“When you push off the dock, your life is in the hands of computers – and the guy piloting the boat out of the water. All the systems on the boat, other than the winches rattling around, rely on computers. You’re very aware that you are now sailing a boat that wholly relies on computer code.
With the AC72 catamarans in 2013, and then in Bermuda on the AC50, you felt very connected with the boat; you could look through the trampoline and over the side. You could see the water rushing past, so you had a good idea of boatspeed. And you could hear the foils really well – you could tell how fast you were going by listening to the pitch of the squeal.
Now, with these 75-footers, if you can feel and see the environment, you’re in the wind and that’s slowing the boat down. So it’s unlike any boat I’ve ever sailed in terms of feeling, for the vast majority of the crew. It just feels like sailors should hold ropes.”
David ‘Freddy’ Carr – crewman on the INEOS AC75 challenger (2020)

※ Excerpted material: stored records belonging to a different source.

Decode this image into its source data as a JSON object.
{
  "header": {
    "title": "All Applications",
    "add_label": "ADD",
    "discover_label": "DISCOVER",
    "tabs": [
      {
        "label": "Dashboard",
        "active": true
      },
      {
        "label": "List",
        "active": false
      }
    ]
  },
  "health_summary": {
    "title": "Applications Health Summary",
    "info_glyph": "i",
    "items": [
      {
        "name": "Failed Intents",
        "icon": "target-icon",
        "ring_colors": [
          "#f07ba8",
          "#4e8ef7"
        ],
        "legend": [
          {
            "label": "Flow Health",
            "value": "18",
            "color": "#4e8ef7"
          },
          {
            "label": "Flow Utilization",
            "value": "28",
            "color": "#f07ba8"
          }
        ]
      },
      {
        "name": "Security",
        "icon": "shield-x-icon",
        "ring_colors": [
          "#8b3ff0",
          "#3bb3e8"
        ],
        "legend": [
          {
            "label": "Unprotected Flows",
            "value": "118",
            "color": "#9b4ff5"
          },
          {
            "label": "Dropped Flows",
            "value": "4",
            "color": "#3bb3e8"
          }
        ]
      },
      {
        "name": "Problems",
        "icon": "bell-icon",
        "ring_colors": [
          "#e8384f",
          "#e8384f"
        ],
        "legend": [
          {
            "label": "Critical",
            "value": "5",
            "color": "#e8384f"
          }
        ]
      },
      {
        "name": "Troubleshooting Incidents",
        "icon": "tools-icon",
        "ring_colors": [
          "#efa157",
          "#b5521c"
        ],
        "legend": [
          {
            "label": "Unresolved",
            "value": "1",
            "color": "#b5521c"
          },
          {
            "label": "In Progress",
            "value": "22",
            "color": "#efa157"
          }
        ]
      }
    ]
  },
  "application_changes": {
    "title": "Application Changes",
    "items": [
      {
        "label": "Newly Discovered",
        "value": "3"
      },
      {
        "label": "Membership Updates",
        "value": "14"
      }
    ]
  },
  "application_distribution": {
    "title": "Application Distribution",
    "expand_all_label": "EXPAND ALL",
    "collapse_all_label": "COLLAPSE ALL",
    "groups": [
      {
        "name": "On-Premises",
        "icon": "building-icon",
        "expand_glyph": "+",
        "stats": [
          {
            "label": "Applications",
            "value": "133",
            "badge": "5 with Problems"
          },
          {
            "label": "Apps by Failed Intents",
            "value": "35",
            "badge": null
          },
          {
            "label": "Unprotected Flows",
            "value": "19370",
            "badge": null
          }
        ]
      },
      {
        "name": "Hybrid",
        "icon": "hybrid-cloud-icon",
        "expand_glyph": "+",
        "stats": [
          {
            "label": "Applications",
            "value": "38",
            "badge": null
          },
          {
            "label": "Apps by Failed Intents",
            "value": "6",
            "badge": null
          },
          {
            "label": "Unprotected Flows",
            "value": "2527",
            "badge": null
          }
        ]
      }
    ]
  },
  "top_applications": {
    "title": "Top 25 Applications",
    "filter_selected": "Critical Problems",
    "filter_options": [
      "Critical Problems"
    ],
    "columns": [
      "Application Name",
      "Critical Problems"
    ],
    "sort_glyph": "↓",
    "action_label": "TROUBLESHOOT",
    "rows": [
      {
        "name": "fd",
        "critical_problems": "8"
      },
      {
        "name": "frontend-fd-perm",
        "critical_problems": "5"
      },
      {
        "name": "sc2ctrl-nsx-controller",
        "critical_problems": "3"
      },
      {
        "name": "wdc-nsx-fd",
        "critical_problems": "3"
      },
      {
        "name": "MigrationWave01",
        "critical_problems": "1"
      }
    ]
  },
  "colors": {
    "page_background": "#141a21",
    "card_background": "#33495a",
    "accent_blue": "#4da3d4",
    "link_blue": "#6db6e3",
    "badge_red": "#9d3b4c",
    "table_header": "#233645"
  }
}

(Carr is a veteran of five America’s Cup campaigns, beginning with the GBR challenge of 2003. That he can retain a crew position as a grinder is proof of his commitment to physical fitness and the Cup competition. Nevertheless, his frank description of sailing the current AC boats carries a whiff of nostalgia for the days before fly-by-wire racing.)